EquiColor Software
Photo 3 - Trend charts of EquiColor Software

Illumination of the polymer through the sapphire window is achieved by 6 circumferentially-positioned glass fibers which convey the light of a xenon flash lamp. The reflection from the illuminated surface is detected by one center-positioned optical fiber. This reflected light is then interpreted by the spectrophotometer. Color values such as L*, a*, b* C*, h are calculated from this spectral curve, and displayed as trend charts, (see Photo 3).

For a continuous process monitoring, 10 to 60 seconds is recommended as the measurement interval. Intervals as fast as 1 to 2 seconds are possible. The calibration of the spectrophotometer is designed specifically for the demands of the production process. Calibration can be done without interruption of the process.

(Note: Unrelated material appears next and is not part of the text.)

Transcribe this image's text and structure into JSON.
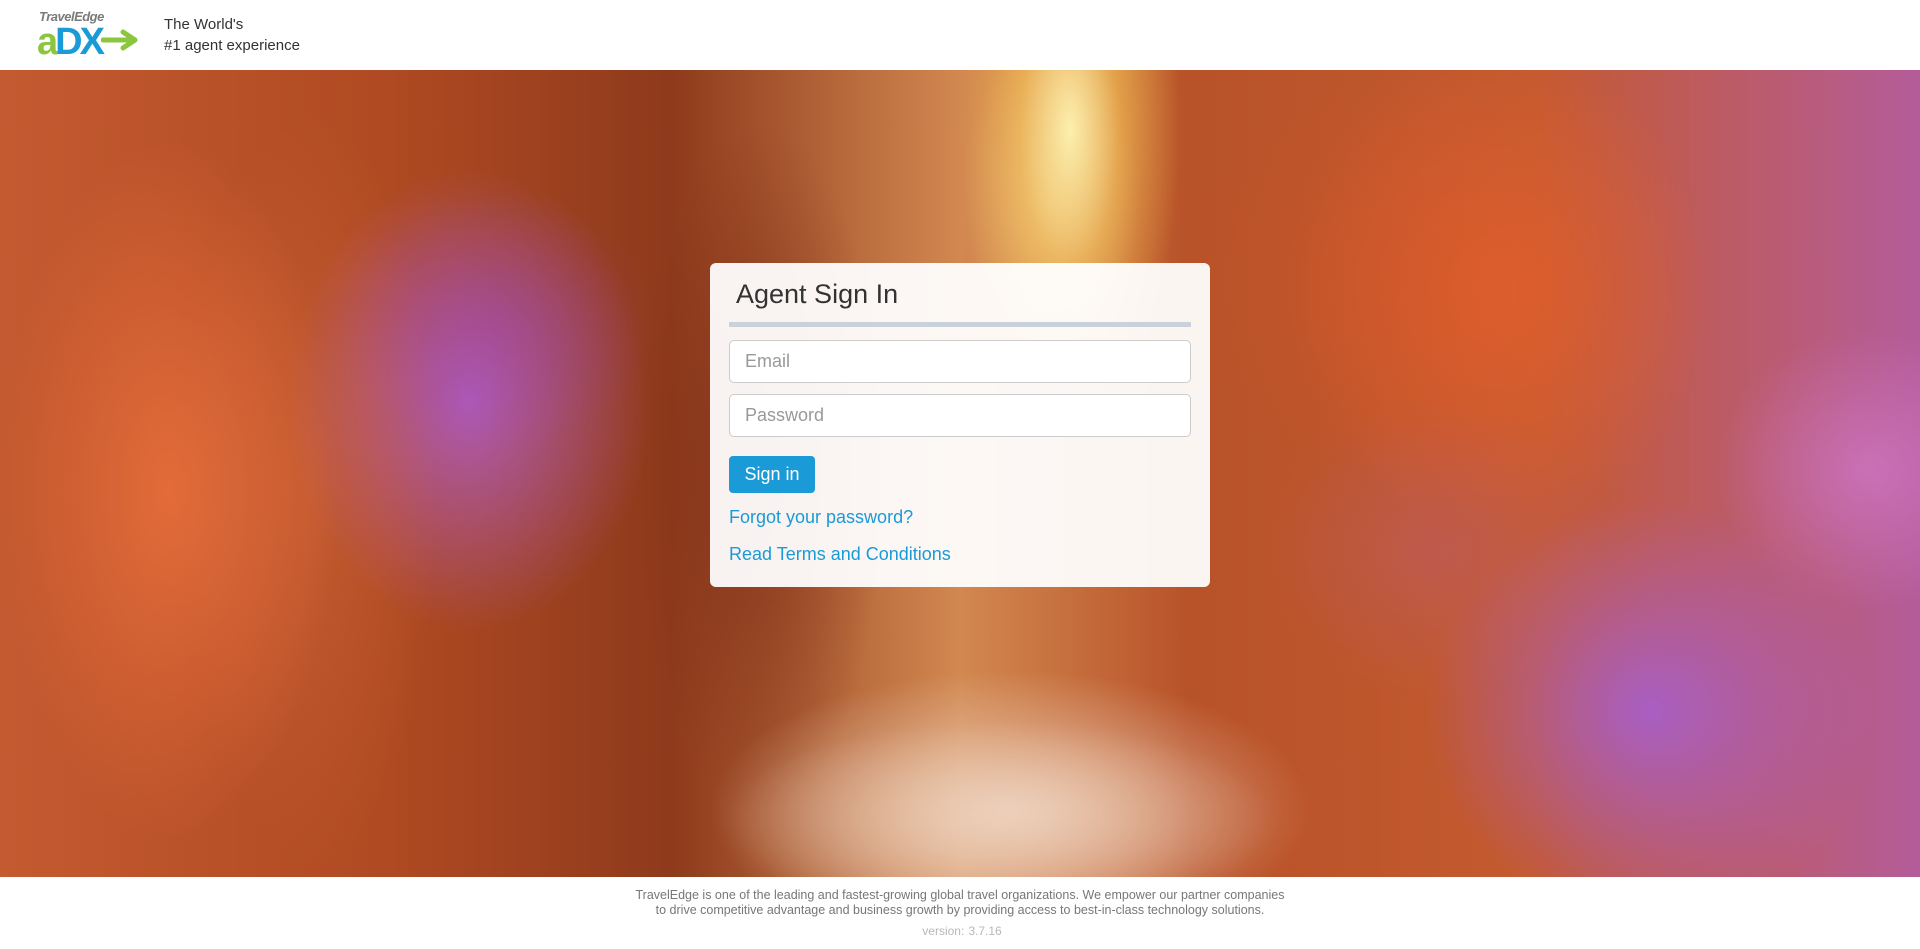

  • Real-time information about process stability & quality
  • Impact of speed changes on the quality of the extrusion
  • Controlled color changes: start phase, end of run  
  • Avoid off-specification batches & waste production
  • Detection of dosage elevations
  • Optimized recipe formulation & process design
  • Available feedback loop for L* closed loop control via feeder
  • Comprehensive quality audit trail customer documentation
For more information, contact AP Corp. by calling (508) 351-6200 or visiting

Reprinted with permission from Equitech International Corporation.